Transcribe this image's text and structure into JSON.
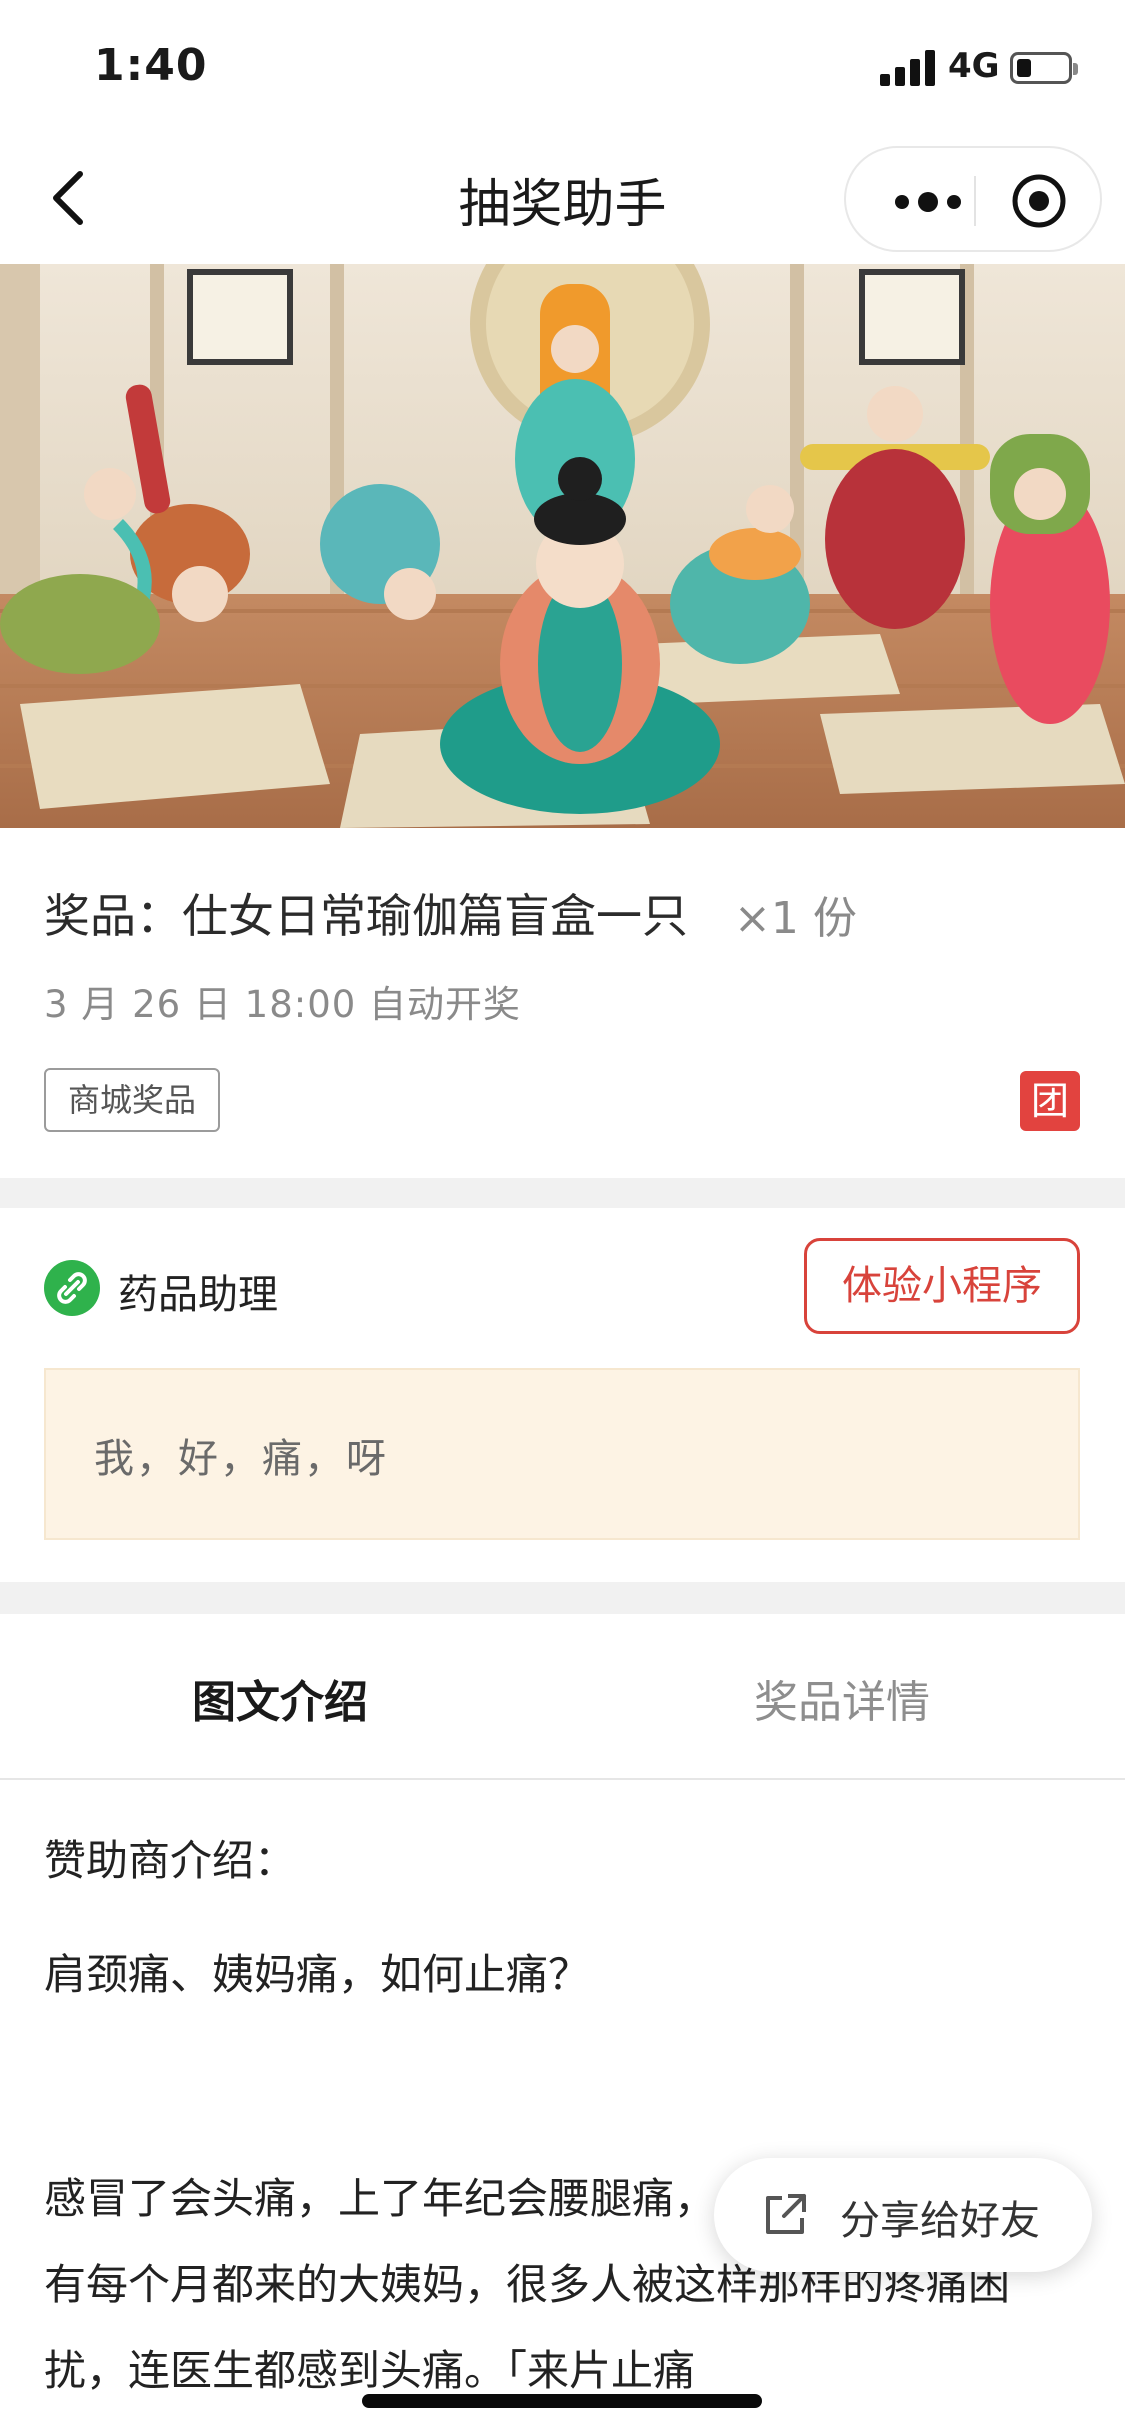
{
  "status_bar": {
    "time": "1:40",
    "network": "4G"
  },
  "nav": {
    "title": "抽奖助手"
  },
  "prize": {
    "title": "奖品：仕女日常瑜伽篇盲盒一只",
    "quantity": "×1 份",
    "draw_time": "3 月 26 日 18:00 自动开奖",
    "tag": "商城奖品",
    "group_badge": "团"
  },
  "sponsor": {
    "name": "药品助理",
    "try_button": "体验小程序",
    "note": "我，好，痛，呀"
  },
  "tabs": [
    {
      "label": "图文介绍",
      "active": true
    },
    {
      "label": "奖品详情",
      "active": false
    }
  ],
  "article": {
    "paragraphs": [
      "赞助商介绍：",
      "肩颈痛、姨妈痛，如何止痛？",
      "感冒了会头痛，上了年纪会腰腿痛，久坐会肩颈痛，还有每个月都来的大姨妈，很多人被这样那样的疼痛困扰，连医生都感到头痛。「来片止痛"
    ]
  },
  "share": {
    "label": "分享给好友"
  },
  "colors": {
    "accent_red": "#d8433b",
    "mp_green": "#2fb24c",
    "note_bg": "#fdf3e4"
  }
}
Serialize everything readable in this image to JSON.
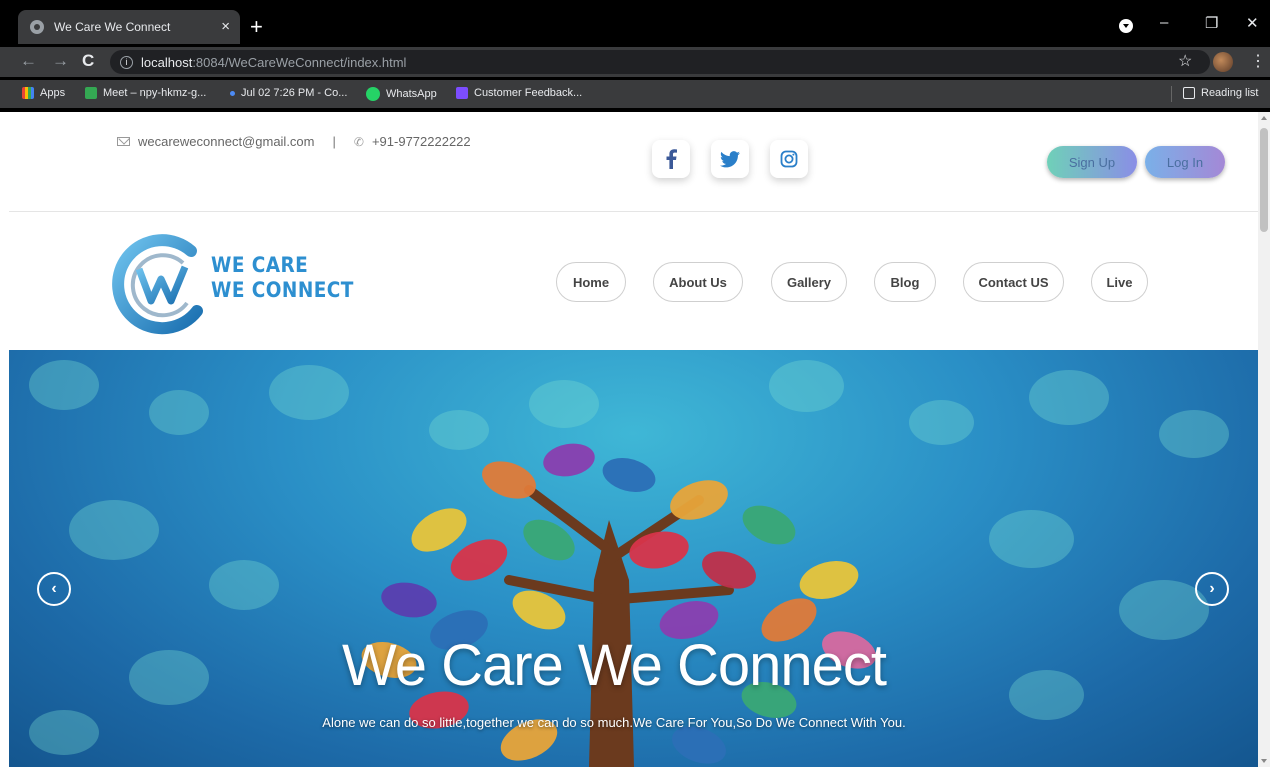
{
  "browser": {
    "tab_title": "We Care We Connect",
    "tab_close": "×",
    "new_tab": "+",
    "url_host": "localhost",
    "url_rest": ":8084/WeCareWeConnect/index.html",
    "bookmarks": [
      {
        "label": "Apps",
        "color": "#e8a33a"
      },
      {
        "label": "Meet – npy-hkmz-g...",
        "color": "#34a853"
      },
      {
        "label": "Jul 02 7:26 PM - Co...",
        "color": "#4c8bf5"
      },
      {
        "label": "WhatsApp",
        "color": "#25d366"
      },
      {
        "label": "Customer Feedback...",
        "color": "#7c4dff"
      }
    ],
    "reading_list": "Reading list",
    "window_controls": [
      "–",
      "❐",
      "✕"
    ]
  },
  "topbar": {
    "email": "wecareweconnect@gmail.com",
    "separator": "|",
    "phone": "+91-9772222222",
    "social": [
      "facebook-icon",
      "twitter-icon",
      "instagram-icon"
    ],
    "signup_label": "Sign Up",
    "login_label": "Log In"
  },
  "brand": {
    "line1": "WE CARE",
    "line2": "WE CONNECT",
    "color": "#2d8fd0"
  },
  "nav": {
    "items": [
      "Home",
      "About Us",
      "Gallery",
      "Blog",
      "Contact US",
      "Live"
    ]
  },
  "hero": {
    "title": "We Care We Connect",
    "subtitle": "Alone we can do so little,together we can do so much.We Care For You,So Do We Connect With You.",
    "prev": "‹",
    "next": "›"
  }
}
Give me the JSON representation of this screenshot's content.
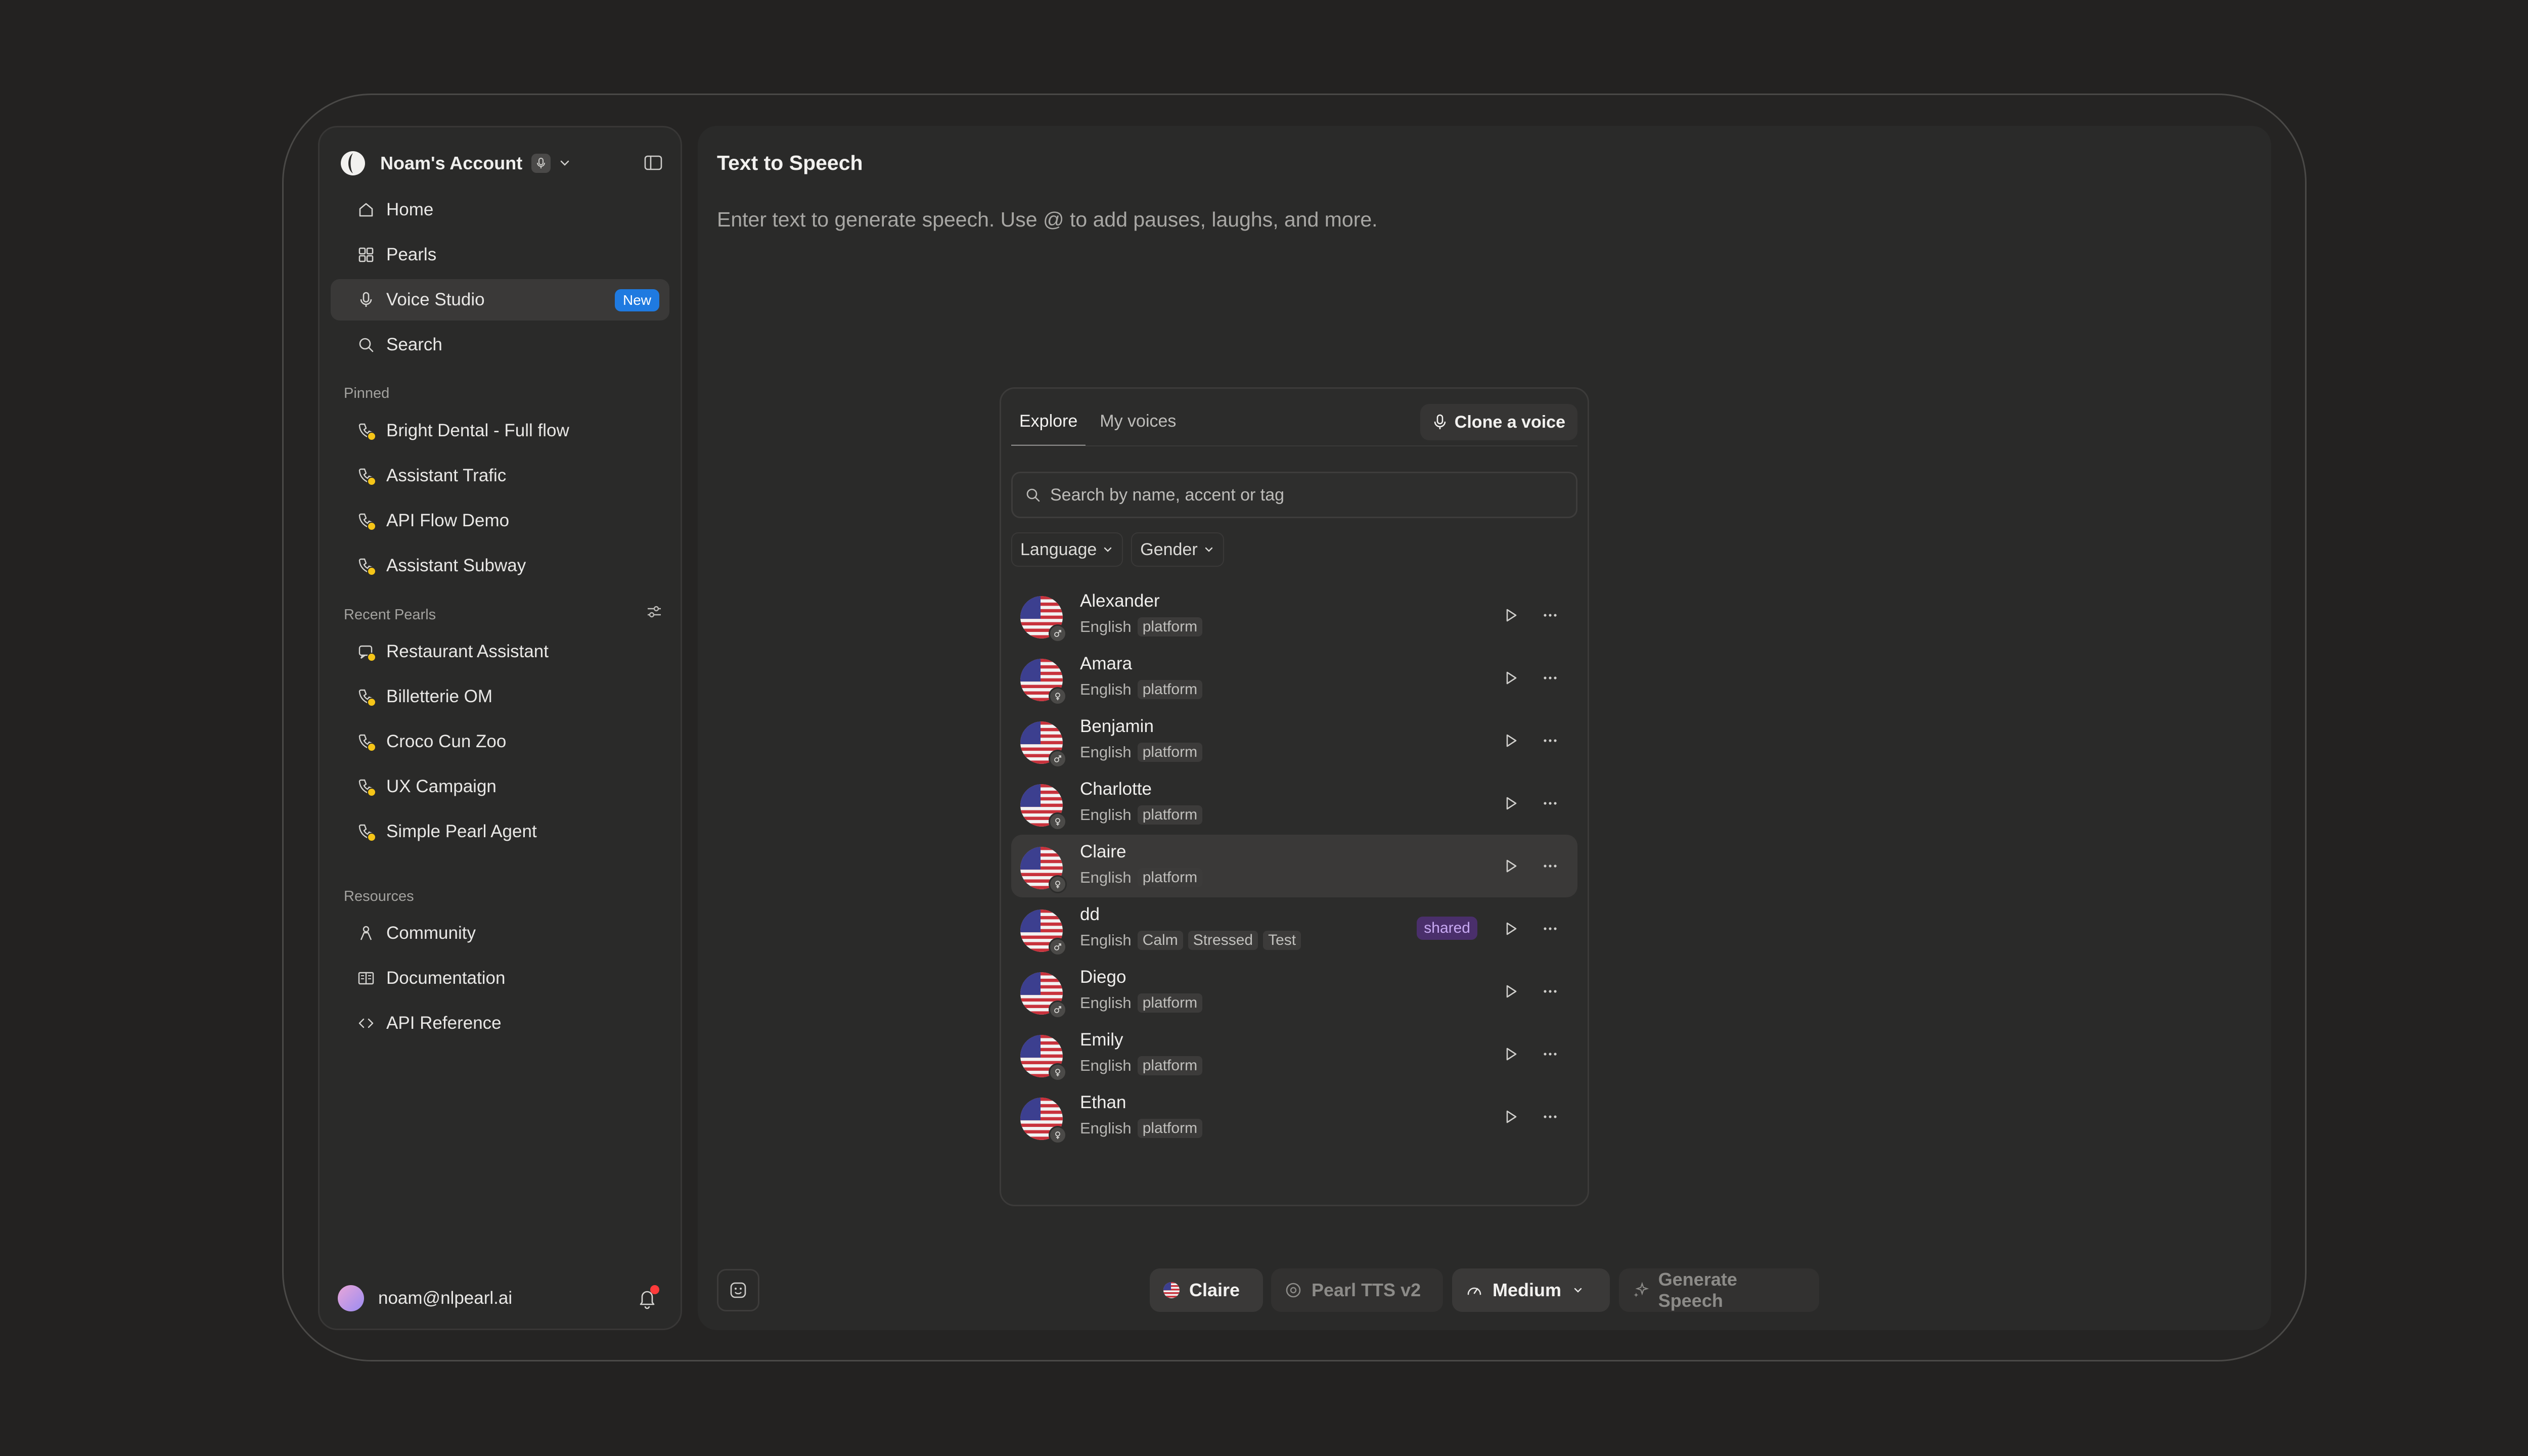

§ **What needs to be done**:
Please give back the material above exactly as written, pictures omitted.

§ **Written solution**:
Transcribe this image's text and structure into JSON.
{
  "status_bar": {
    "time": "1:40",
    "network": "4G"
  },
  "nav": {
    "title": "抽奖助手"
  },
  "prize": {
    "title": "奖品：仕女日常瑜伽篇盲盒一只",
    "quantity": "×1 份",
    "draw_time": "3 月 26 日 18:00 自动开奖",
    "tag": "商城奖品",
    "group_badge": "团"
  },
  "sponsor": {
    "name": "药品助理",
    "try_button": "体验小程序",
    "note": "我，好，痛，呀"
  },
  "tabs": [
    {
      "label": "图文介绍",
      "active": true
    },
    {
      "label": "奖品详情",
      "active": false
    }
  ],
  "article": {
    "paragraphs": [
      "赞助商介绍：",
      "肩颈痛、姨妈痛，如何止痛？",
      "感冒了会头痛，上了年纪会腰腿痛，久坐会肩颈痛，还有每个月都来的大姨妈，很多人被这样那样的疼痛困扰，连医生都感到头痛。「来片止痛"
    ]
  },
  "share": {
    "label": "分享给好友"
  },
  "colors": {
    "accent_red": "#d8433b",
    "mp_green": "#2fb24c",
    "note_bg": "#fdf3e4"
  }
}
Serialize everything readable in this image to JSON.
{
  "browser": {
    "tab_title": "We Care We Connect",
    "tab_close": "×",
    "new_tab": "+",
    "url_host": "localhost",
    "url_rest": ":8084/WeCareWeConnect/index.html",
    "bookmarks": [
      {
        "label": "Apps",
        "color": "#e8a33a"
      },
      {
        "label": "Meet – npy-hkmz-g...",
        "color": "#34a853"
      },
      {
        "label": "Jul 02 7:26 PM - Co...",
        "color": "#4c8bf5"
      },
      {
        "label": "WhatsApp",
        "color": "#25d366"
      },
      {
        "label": "Customer Feedback...",
        "color": "#7c4dff"
      }
    ],
    "reading_list": "Reading list",
    "window_controls": [
      "–",
      "❐",
      "✕"
    ]
  },
  "topbar": {
    "email": "wecareweconnect@gmail.com",
    "separator": "|",
    "phone": "+91-9772222222",
    "social": [
      "facebook-icon",
      "twitter-icon",
      "instagram-icon"
    ],
    "signup_label": "Sign Up",
    "login_label": "Log In"
  },
  "brand": {
    "line1": "WE CARE",
    "line2": "WE CONNECT",
    "color": "#2d8fd0"
  },
  "nav": {
    "items": [
      "Home",
      "About Us",
      "Gallery",
      "Blog",
      "Contact US",
      "Live"
    ]
  },
  "hero": {
    "title": "We Care We Connect",
    "subtitle": "Alone we can do so little,together we can do so much.We Care For You,So Do We Connect With You.",
    "prev": "‹",
    "next": "›"
  }
}
Give me the JSON representation of this screenshot's content.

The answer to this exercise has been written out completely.